▸ Instructions to follow:
Look through the entries below. Say how many lines include "interested", with nothing added.

▽

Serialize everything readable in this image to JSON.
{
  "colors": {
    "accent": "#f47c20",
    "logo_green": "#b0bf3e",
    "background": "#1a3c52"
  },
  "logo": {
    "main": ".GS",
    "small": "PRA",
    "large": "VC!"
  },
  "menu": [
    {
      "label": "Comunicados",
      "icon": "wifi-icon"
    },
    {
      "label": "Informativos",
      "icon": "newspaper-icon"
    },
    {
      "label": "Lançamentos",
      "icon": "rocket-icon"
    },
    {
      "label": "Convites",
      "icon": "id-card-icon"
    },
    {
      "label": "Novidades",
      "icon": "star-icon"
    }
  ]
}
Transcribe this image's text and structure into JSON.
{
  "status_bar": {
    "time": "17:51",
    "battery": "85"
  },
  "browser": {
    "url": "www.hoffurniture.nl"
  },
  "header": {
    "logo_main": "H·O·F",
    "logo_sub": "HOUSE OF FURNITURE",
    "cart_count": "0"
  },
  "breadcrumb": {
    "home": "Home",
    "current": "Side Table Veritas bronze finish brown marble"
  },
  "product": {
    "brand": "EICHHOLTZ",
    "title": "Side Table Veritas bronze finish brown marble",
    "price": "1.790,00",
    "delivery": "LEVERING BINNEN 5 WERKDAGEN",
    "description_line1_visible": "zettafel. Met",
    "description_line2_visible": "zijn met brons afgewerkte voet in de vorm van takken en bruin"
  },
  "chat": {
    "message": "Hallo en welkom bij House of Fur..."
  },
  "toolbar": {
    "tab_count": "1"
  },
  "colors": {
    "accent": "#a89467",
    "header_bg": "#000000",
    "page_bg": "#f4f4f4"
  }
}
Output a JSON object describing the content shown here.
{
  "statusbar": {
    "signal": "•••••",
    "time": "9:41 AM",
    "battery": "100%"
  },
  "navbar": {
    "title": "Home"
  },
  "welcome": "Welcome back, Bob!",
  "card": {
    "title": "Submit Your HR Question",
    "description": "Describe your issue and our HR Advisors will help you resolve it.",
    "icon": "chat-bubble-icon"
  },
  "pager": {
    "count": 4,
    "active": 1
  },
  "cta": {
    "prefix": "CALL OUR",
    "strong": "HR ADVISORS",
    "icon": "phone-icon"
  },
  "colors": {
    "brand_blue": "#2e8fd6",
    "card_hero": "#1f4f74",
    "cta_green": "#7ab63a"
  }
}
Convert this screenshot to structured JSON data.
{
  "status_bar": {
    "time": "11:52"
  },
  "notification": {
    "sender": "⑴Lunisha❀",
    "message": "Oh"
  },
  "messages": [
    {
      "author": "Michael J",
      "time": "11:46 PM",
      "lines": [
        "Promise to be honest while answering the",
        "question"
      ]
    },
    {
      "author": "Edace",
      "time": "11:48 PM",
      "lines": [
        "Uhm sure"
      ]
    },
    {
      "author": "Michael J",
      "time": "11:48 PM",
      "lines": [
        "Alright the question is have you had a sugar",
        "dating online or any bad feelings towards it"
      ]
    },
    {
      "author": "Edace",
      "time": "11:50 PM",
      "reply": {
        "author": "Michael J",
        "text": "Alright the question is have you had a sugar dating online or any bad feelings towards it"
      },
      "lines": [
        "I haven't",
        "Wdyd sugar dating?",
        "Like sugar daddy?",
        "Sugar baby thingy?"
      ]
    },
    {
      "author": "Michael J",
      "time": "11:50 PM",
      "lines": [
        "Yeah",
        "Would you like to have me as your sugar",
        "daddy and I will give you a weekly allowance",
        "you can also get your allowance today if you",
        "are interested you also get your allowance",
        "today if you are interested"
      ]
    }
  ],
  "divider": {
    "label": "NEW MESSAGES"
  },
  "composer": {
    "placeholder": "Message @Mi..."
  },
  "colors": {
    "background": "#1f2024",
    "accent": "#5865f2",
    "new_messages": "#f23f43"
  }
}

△
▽

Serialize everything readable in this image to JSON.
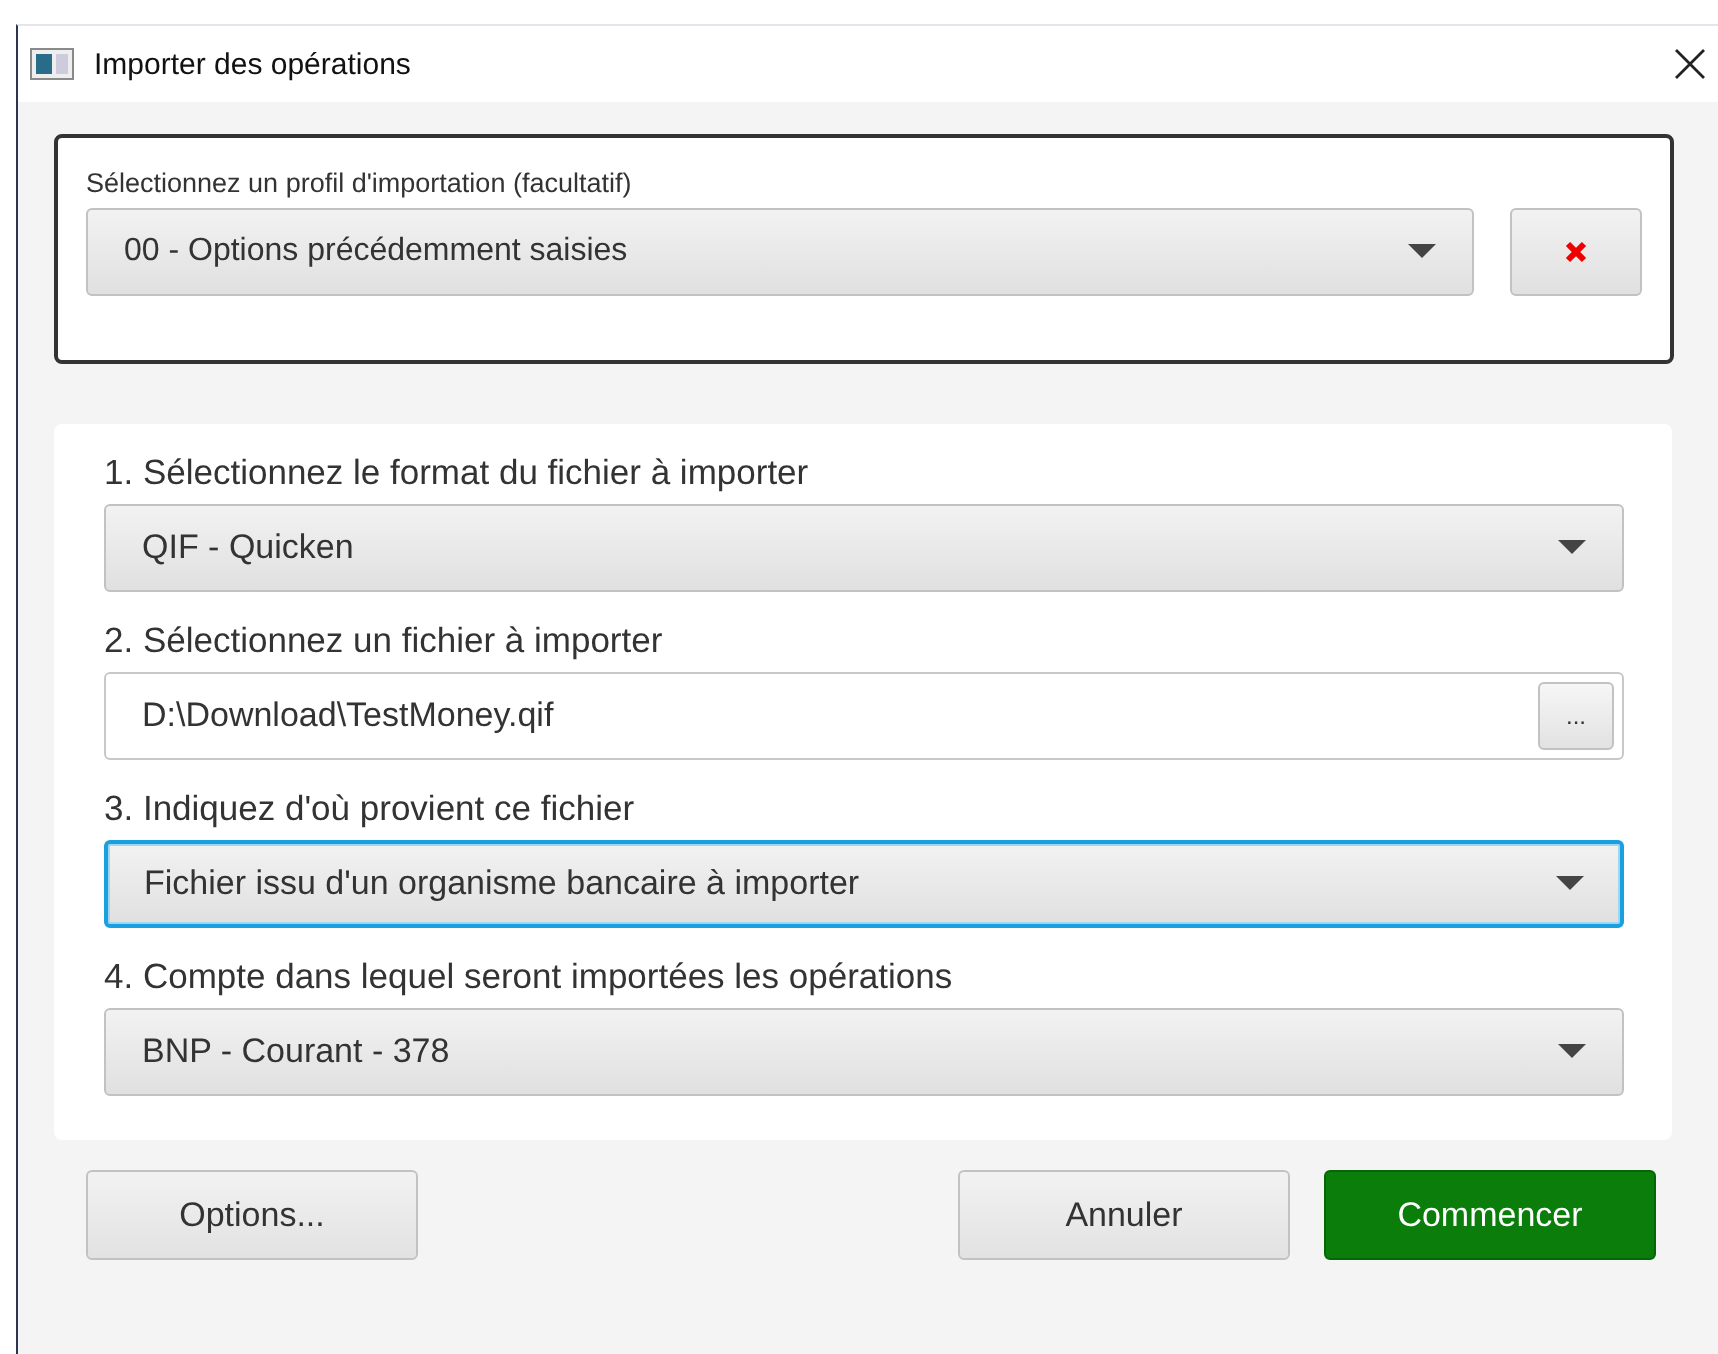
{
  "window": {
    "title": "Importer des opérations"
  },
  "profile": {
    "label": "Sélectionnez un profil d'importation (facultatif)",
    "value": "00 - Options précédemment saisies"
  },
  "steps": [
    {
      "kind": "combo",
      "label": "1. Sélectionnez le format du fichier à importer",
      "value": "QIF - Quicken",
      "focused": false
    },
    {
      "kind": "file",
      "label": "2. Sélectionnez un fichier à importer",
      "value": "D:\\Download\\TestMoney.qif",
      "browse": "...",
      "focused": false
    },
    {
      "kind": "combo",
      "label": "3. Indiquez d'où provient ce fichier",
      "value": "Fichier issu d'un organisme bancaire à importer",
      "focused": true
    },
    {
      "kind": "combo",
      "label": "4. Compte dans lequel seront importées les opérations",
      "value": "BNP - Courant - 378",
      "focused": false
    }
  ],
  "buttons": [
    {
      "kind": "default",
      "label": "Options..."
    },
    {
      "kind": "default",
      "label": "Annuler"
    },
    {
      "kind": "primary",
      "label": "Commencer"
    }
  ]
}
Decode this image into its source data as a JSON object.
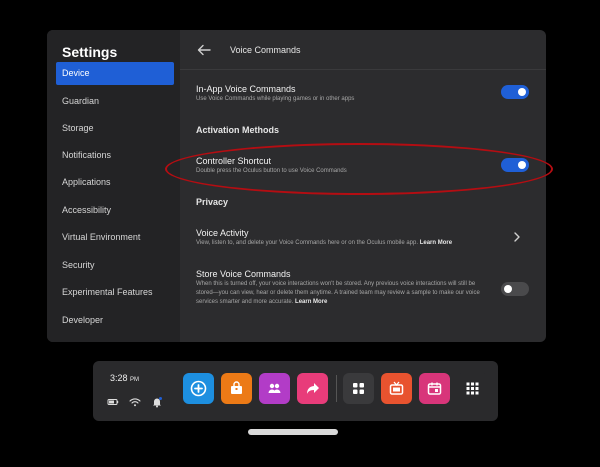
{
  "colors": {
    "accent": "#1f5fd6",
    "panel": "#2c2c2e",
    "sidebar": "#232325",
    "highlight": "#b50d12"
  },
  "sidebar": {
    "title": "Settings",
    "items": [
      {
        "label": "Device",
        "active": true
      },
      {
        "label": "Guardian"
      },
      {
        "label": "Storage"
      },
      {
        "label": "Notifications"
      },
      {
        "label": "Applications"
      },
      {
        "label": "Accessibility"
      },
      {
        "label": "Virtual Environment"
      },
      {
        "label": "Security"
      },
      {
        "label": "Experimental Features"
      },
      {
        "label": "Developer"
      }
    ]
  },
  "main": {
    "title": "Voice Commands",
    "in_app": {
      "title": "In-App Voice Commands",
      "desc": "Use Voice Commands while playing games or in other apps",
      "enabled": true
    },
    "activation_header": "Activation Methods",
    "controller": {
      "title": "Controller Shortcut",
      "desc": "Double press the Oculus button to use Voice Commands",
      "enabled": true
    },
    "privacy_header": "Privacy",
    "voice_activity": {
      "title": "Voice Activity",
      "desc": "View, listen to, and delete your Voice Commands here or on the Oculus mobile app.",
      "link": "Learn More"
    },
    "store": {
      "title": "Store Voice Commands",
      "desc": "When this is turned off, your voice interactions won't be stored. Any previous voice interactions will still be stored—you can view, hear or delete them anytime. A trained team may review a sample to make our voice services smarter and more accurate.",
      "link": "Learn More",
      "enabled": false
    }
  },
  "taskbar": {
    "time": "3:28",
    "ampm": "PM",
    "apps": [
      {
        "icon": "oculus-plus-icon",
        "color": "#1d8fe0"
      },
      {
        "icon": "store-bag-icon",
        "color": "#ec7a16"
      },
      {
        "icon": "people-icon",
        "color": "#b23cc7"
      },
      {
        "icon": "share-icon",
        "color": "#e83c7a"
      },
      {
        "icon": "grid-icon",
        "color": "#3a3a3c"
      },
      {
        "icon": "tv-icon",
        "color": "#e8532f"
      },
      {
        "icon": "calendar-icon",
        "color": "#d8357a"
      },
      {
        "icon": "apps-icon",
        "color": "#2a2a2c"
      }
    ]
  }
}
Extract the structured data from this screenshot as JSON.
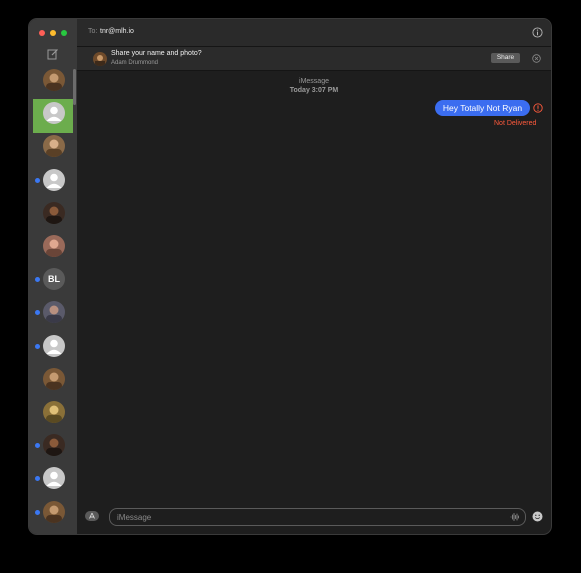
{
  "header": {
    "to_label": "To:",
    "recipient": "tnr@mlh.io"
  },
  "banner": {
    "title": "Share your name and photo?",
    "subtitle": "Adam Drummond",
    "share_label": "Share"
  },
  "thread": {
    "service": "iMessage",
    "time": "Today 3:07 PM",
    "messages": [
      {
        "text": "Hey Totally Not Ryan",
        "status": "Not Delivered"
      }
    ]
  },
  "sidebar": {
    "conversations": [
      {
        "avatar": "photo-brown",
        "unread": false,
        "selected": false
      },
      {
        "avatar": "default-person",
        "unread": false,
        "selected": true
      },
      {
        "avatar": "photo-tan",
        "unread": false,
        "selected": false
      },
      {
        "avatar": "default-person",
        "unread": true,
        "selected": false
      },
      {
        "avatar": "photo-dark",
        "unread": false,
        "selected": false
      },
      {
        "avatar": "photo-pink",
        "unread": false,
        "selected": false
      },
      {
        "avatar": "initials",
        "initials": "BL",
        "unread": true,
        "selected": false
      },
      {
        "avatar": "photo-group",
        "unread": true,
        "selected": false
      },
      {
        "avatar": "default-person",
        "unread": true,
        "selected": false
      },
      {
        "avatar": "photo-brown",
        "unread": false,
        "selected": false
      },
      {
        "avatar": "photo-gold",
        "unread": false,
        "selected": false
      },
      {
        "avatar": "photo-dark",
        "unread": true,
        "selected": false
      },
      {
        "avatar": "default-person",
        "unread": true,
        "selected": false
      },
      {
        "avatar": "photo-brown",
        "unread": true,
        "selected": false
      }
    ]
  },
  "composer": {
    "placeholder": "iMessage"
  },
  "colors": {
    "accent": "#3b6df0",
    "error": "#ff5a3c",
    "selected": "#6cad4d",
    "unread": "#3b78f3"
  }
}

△

▸ Task solution:
2